But, with only a few handfuls of work by Van Eyck to survive the centuries, what else will be on display? Although we wouldn’t blame the curators to leave it at that – after all, Van Eyck’s work is prolific in and of itself – the Museum of Fine Arts in Ghent has more to offer.

The Arnolfini Portrait, Jan Van Eyck 1434
  • Save
The Arnolfini Portrait, Jan Van Eyck 1434

In addition to the work of Van Eyck, the exhibition will also show over 100 pieces by his most esteemed peers and loyal followers.

Anticipation for this huge art event has been mounting and with the excitement comes a lot of chatter from the art world.

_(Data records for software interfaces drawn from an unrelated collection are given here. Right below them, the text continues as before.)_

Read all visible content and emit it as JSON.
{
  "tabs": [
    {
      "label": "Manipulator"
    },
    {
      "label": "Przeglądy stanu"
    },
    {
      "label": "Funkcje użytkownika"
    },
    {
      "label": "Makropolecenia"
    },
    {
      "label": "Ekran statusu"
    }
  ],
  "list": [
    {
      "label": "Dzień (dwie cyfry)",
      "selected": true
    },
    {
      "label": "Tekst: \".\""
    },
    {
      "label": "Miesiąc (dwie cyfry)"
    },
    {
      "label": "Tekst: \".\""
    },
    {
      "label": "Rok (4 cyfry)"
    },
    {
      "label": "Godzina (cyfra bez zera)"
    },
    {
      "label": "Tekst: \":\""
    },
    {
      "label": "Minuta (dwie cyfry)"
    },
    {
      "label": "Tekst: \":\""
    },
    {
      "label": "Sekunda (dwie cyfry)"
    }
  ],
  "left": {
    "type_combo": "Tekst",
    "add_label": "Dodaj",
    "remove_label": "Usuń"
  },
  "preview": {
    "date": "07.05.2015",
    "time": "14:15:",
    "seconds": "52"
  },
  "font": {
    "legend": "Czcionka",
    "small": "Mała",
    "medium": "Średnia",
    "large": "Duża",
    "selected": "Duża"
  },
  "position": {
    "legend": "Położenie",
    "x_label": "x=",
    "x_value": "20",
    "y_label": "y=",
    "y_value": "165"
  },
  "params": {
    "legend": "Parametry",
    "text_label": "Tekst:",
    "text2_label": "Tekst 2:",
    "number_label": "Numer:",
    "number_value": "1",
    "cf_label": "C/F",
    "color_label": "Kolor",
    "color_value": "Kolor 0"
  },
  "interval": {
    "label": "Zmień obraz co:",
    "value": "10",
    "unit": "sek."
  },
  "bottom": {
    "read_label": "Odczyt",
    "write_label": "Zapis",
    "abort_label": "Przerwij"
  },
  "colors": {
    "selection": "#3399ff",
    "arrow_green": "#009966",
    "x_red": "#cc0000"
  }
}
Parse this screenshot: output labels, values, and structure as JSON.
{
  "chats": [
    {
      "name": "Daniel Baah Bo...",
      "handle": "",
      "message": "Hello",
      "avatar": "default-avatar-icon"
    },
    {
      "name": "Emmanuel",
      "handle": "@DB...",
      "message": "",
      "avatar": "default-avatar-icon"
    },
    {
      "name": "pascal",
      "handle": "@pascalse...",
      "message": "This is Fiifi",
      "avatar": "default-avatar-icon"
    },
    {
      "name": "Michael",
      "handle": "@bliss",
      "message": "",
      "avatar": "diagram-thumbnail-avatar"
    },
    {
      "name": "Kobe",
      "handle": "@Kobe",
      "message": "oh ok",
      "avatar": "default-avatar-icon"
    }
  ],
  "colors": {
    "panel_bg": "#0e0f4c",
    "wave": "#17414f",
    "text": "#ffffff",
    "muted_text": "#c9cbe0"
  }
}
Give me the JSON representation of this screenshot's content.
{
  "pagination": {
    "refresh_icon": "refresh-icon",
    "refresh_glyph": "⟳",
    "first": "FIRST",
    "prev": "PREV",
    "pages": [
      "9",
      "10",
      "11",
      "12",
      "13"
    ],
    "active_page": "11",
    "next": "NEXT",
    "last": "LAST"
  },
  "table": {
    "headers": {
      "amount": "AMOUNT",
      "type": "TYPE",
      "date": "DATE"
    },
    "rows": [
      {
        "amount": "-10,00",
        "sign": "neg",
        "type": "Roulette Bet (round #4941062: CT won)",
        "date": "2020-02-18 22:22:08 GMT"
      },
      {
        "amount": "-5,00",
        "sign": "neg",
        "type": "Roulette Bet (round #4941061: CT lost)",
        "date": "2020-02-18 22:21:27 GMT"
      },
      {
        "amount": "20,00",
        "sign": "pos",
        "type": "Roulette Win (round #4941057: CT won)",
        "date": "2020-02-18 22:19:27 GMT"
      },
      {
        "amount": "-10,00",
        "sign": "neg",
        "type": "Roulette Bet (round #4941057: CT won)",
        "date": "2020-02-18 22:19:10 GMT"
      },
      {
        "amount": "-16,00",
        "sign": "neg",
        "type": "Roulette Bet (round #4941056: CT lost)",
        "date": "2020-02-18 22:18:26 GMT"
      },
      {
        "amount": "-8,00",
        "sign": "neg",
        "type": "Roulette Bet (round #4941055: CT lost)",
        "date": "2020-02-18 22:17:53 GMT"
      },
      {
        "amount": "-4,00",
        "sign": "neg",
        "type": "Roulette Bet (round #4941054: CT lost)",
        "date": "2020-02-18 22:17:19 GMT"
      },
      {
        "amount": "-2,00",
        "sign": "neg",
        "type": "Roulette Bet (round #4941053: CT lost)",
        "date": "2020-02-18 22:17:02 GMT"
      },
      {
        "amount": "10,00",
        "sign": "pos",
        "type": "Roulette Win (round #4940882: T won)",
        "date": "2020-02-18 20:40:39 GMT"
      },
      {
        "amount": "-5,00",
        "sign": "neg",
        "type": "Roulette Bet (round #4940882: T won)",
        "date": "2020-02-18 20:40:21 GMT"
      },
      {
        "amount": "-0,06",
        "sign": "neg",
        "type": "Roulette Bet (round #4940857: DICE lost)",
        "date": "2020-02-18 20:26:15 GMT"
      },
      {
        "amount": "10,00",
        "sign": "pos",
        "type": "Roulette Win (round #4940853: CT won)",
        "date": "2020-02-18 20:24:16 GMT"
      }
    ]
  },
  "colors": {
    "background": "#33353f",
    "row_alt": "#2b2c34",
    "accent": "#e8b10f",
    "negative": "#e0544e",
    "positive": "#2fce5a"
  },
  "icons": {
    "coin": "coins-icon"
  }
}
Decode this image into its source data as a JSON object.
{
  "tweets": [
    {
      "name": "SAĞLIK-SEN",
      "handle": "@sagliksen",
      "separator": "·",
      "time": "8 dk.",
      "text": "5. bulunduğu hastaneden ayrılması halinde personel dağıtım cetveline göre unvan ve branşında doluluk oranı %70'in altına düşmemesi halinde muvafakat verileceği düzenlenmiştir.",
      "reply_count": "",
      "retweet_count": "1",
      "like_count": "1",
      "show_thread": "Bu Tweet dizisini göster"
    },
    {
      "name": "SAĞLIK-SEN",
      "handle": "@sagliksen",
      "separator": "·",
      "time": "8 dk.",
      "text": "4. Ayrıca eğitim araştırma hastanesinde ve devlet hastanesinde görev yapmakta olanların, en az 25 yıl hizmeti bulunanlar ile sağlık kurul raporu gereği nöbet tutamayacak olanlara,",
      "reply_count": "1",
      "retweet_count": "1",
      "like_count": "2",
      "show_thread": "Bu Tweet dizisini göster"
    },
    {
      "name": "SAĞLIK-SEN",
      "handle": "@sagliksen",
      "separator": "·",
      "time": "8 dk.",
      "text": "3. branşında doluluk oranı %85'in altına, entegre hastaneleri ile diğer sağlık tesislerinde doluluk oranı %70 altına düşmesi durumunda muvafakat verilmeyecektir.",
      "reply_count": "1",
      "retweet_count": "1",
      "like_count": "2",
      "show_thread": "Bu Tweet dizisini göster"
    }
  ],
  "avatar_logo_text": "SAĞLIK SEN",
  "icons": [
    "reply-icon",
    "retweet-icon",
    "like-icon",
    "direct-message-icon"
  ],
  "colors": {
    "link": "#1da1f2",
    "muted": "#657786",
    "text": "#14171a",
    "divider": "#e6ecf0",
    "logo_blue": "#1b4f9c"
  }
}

Till-Holger Borchert, Director of Musea Brugge collaborated on this exhibition and calls it “mindblowing” and Dr. Susan Foister, Deputy Director of the National Gallery calls Van Eyck’s ability “second to none.”

It’s surely going to be a thrilling event and it seems that leaders in the field of fine arts can hardly wait.

“The main aim of this exhibition is to share our enthusiasm for Van Eyck with as many people as possible,” says Till-Holger Borchert. “We are bringing to life his revolutionary technique as never before.”

Poster for the exhibition, Museum of Fine Arts in Ghent
  • Save
Poster for the exhibition, Museum of Fine Arts in Ghent

Van Eyck: An Optical Revolution is on at the Museum of Fine Arts in Ghent from February 1 to April 30, 2020.

Toshio Saeki
  • Save

Toshio Saeki: An Exploration Of The Life And Work

Facebook Murals
  • Save

10 Iconic Graffiti Art Murals That Will Make You Stop